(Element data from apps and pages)
+++
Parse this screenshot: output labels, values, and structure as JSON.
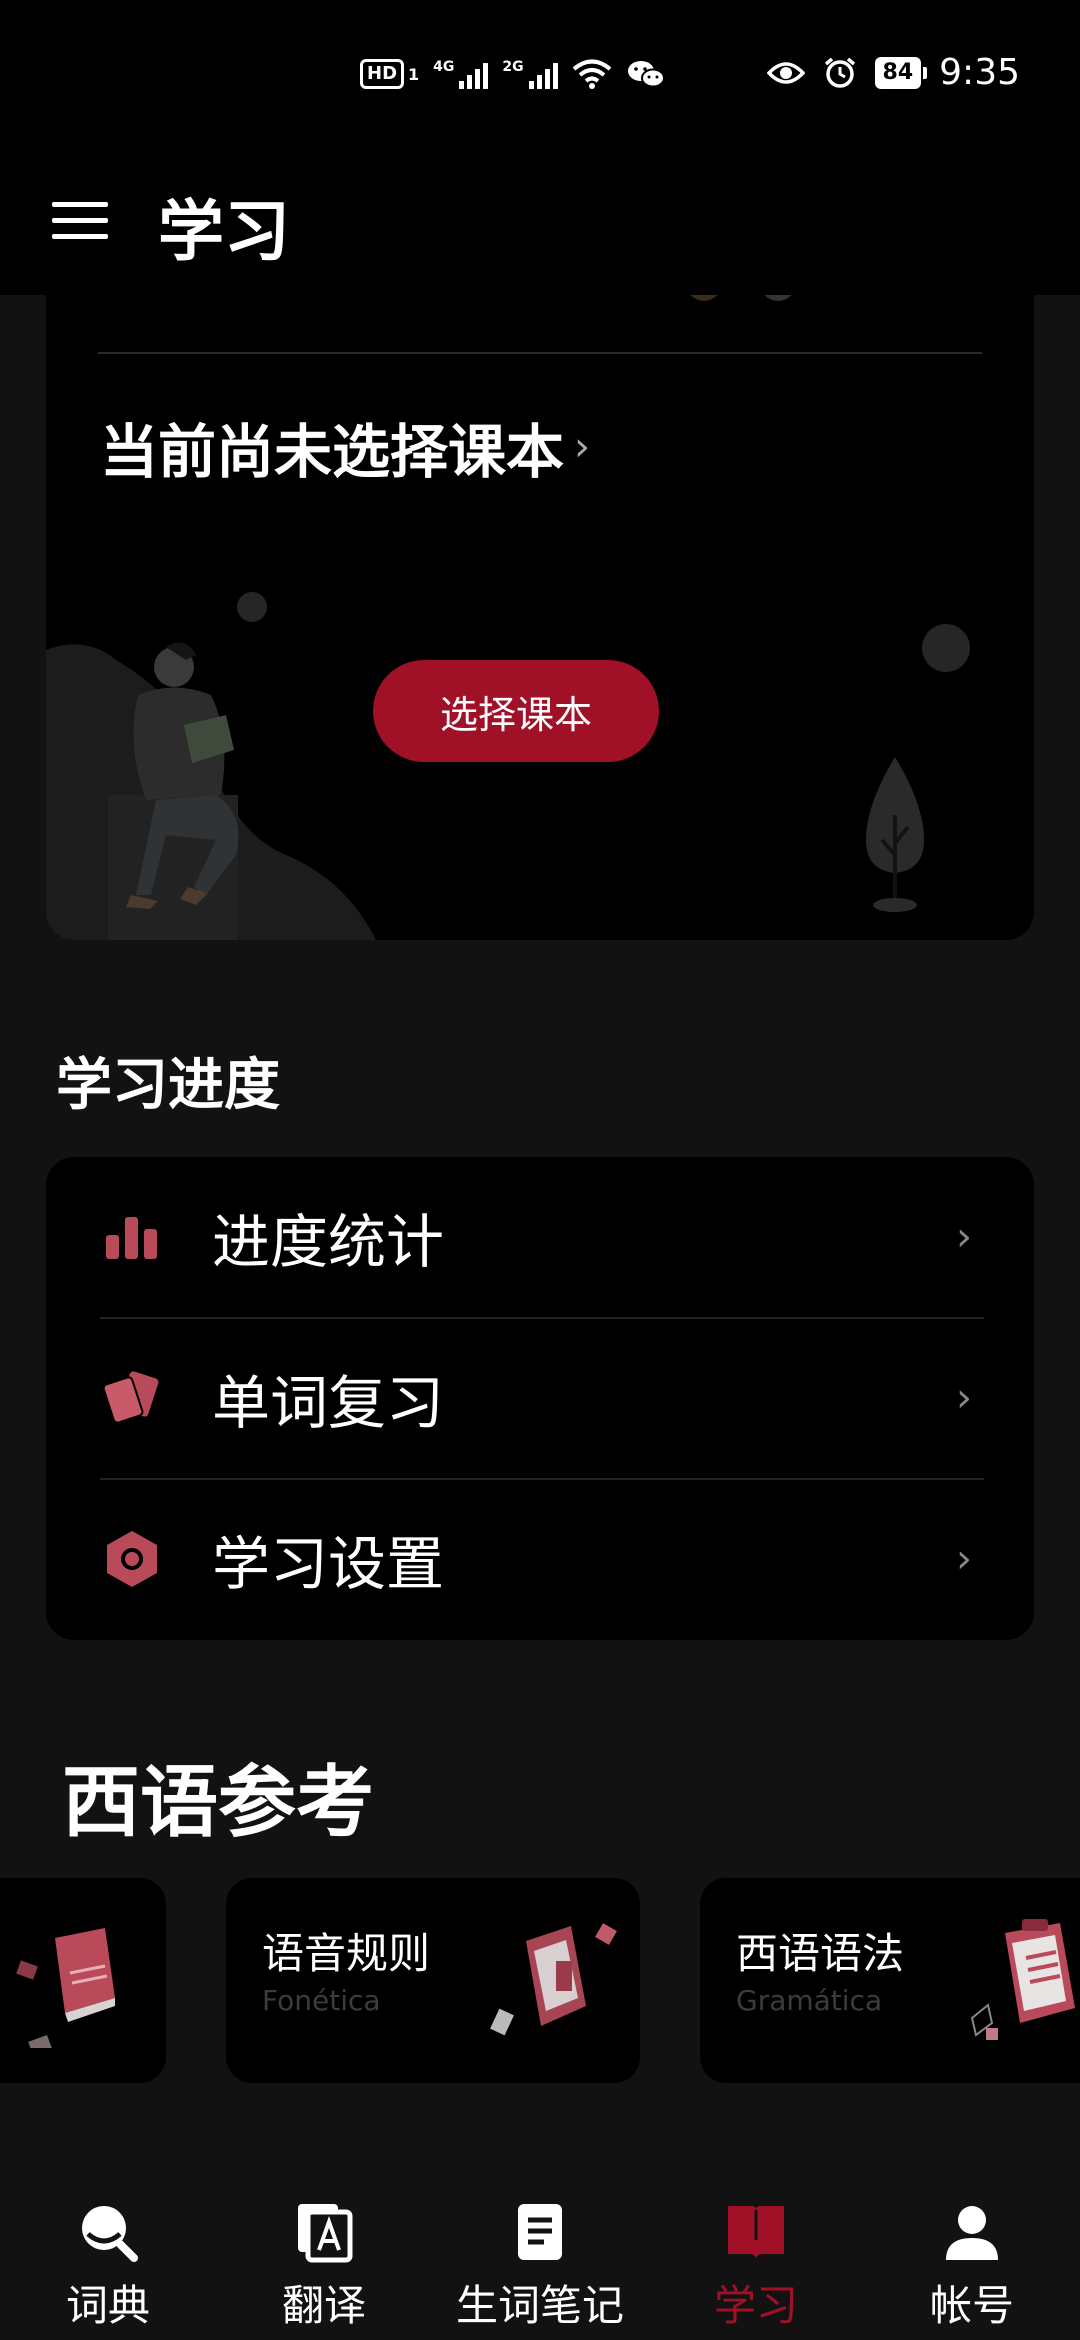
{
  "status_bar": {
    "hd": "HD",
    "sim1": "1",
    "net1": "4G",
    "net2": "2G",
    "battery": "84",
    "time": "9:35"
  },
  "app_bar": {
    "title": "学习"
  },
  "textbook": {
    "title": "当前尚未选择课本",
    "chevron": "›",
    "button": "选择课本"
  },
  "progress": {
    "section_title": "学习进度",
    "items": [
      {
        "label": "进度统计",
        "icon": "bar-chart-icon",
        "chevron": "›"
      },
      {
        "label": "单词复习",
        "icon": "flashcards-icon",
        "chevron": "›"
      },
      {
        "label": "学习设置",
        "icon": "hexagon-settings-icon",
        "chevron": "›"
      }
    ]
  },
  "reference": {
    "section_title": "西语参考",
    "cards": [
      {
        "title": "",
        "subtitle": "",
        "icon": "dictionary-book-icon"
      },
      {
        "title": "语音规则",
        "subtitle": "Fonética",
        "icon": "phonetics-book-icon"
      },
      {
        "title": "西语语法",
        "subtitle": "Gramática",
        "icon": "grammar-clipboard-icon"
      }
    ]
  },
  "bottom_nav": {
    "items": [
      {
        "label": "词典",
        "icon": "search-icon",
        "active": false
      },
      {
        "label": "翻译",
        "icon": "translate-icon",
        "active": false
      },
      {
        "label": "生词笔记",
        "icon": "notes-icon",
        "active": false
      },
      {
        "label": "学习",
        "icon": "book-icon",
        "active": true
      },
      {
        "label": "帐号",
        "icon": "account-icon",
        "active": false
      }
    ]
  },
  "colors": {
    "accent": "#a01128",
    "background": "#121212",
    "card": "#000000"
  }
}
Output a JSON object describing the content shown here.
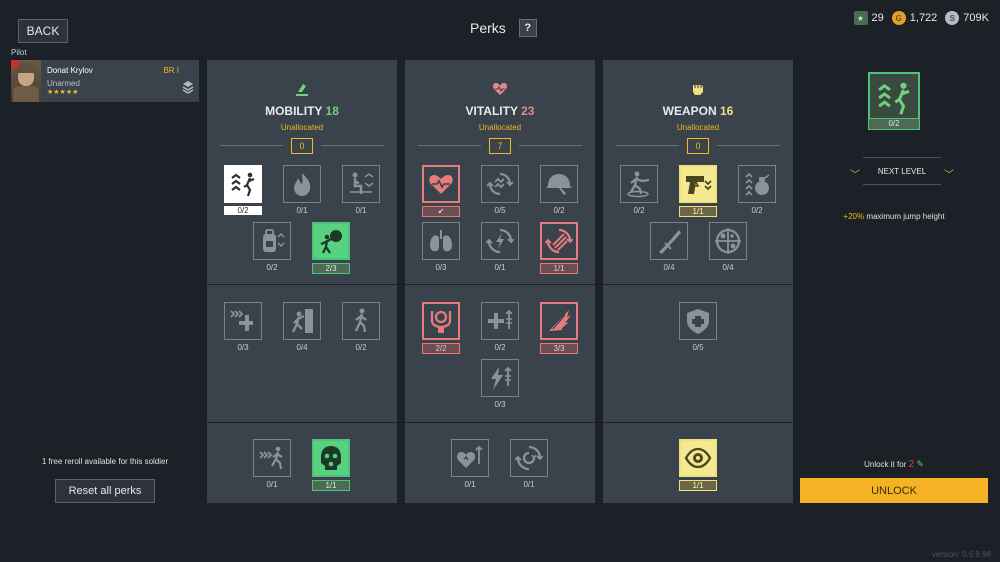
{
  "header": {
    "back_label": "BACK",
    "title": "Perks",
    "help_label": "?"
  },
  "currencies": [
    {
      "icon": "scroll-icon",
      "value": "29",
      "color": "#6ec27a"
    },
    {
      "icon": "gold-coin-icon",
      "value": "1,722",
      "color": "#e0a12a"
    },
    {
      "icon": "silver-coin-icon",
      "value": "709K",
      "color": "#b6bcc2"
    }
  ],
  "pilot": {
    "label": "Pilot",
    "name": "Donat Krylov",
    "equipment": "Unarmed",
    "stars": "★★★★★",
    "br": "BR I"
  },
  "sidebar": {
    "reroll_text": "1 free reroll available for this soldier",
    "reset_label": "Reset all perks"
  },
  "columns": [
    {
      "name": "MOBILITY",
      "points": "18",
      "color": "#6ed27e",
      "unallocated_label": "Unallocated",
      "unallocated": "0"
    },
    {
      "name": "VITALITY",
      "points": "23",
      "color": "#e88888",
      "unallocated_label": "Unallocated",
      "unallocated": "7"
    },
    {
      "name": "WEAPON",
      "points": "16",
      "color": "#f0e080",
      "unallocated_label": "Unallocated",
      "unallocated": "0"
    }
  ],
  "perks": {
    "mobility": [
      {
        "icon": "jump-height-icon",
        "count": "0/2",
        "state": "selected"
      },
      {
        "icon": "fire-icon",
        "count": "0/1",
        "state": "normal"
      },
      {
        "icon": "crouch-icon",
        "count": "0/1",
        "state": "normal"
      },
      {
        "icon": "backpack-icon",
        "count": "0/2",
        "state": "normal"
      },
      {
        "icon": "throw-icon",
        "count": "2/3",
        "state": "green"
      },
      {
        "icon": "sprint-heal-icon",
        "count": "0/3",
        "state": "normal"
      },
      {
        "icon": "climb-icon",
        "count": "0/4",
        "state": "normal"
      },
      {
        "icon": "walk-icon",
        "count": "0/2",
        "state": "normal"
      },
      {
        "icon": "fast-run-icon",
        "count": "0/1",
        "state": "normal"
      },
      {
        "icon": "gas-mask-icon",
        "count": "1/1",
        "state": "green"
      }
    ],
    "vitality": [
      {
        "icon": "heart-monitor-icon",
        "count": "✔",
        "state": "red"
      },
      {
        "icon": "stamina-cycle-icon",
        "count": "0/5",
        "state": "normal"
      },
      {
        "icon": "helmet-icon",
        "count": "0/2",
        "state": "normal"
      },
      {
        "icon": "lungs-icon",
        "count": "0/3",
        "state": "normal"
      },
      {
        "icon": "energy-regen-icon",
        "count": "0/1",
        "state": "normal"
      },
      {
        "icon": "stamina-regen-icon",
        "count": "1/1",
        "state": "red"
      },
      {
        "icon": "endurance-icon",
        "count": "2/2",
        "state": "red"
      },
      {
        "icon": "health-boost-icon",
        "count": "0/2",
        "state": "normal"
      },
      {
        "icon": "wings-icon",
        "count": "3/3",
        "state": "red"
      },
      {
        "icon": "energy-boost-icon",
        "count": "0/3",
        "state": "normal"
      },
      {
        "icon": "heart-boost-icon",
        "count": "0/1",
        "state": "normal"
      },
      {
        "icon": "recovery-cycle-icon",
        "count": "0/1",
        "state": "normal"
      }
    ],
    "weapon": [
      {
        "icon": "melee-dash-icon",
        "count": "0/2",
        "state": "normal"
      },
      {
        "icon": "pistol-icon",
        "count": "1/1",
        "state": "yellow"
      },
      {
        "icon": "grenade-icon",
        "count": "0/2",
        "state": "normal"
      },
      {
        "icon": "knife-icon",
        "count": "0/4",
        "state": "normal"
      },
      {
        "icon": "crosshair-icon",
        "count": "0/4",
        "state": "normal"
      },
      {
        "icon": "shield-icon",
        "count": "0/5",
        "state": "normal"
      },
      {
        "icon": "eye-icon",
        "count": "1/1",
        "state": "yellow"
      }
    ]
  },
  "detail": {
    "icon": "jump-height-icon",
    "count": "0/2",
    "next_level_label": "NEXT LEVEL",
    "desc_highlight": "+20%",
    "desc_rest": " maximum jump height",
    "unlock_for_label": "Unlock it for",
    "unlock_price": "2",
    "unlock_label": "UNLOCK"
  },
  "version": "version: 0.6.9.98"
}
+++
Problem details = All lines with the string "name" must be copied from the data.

Answer to this problem =
    "name": "Donat Krylov",
      "name": "MOBILITY",
      "name": "VITALITY",
      "name": "WEAPON",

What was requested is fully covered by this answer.